(Beginning of Task input)
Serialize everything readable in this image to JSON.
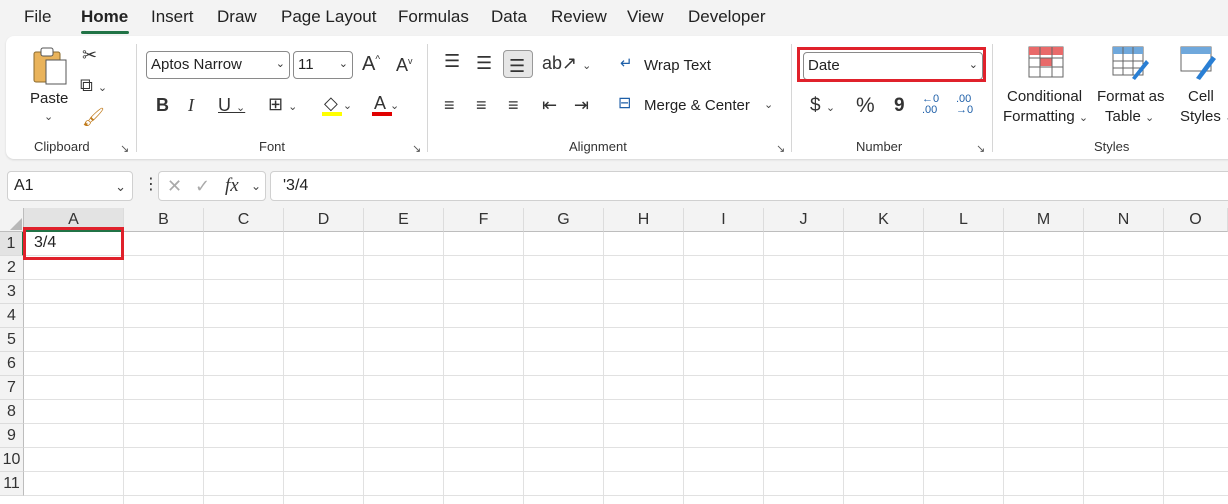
{
  "menu": {
    "tabs": [
      "File",
      "Home",
      "Insert",
      "Draw",
      "Page Layout",
      "Formulas",
      "Data",
      "Review",
      "View",
      "Developer"
    ],
    "active": "Home"
  },
  "clipboard": {
    "paste_label": "Paste",
    "group_label": "Clipboard"
  },
  "font": {
    "name": "Aptos Narrow",
    "size": "11",
    "group_label": "Font"
  },
  "alignment": {
    "wrap_text": "Wrap Text",
    "merge_center": "Merge & Center",
    "group_label": "Alignment"
  },
  "number": {
    "format": "Date",
    "currency": "$",
    "percent": "%",
    "comma": "9",
    "inc_decimal": ".00",
    "dec_decimal": ".00",
    "group_label": "Number"
  },
  "styles": {
    "conditional_1": "Conditional",
    "conditional_2": "Formatting",
    "format_table_1": "Format as",
    "format_table_2": "Table",
    "cell_styles_1": "Cell",
    "cell_styles_2": "Styles",
    "group_label": "Styles"
  },
  "formula_bar": {
    "name_box": "A1",
    "fx": "fx",
    "content": "'3/4"
  },
  "sheet": {
    "columns": [
      "A",
      "B",
      "C",
      "D",
      "E",
      "F",
      "G",
      "H",
      "I",
      "J",
      "K",
      "L",
      "M",
      "N",
      "O"
    ],
    "rows": [
      "1",
      "2",
      "3",
      "4",
      "5",
      "6",
      "7",
      "8",
      "9",
      "10",
      "11"
    ],
    "cells": {
      "A1": "3/4"
    }
  },
  "colors": {
    "accent": "#217346",
    "highlight_box": "#e0212b",
    "fill_yellow": "#ffff00",
    "font_red": "#e00000"
  }
}
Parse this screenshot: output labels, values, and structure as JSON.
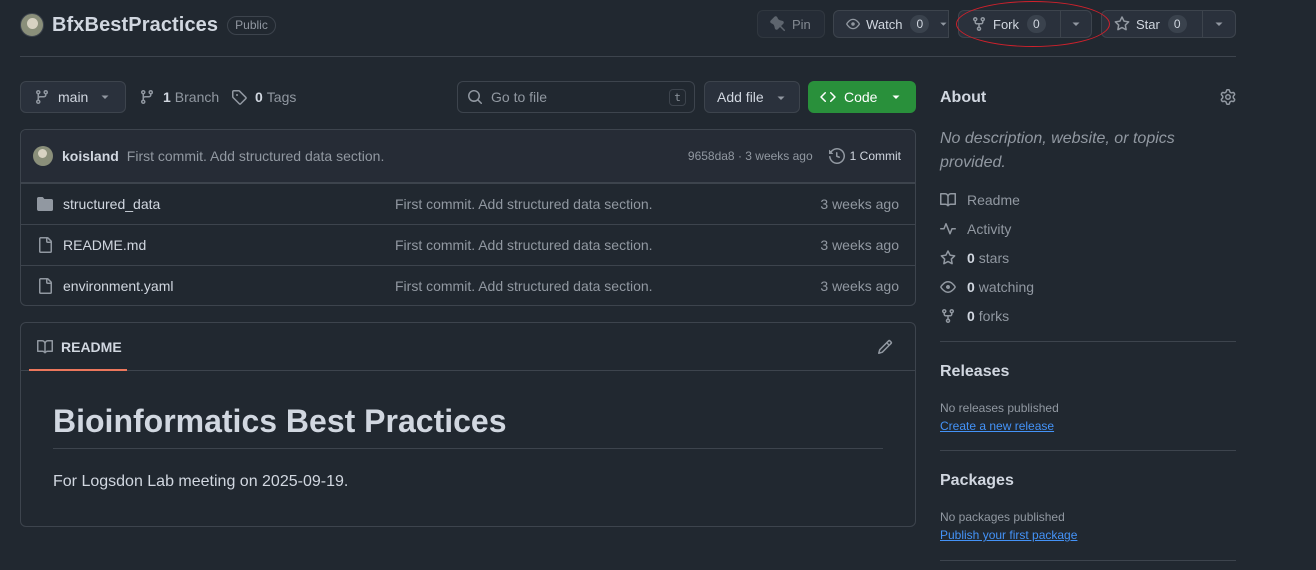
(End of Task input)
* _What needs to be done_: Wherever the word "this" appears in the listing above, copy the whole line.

* _Answer section_:
Serialize everything readable in this image to JSON.
Parse this screenshot: output labels, values, and structure as JSON.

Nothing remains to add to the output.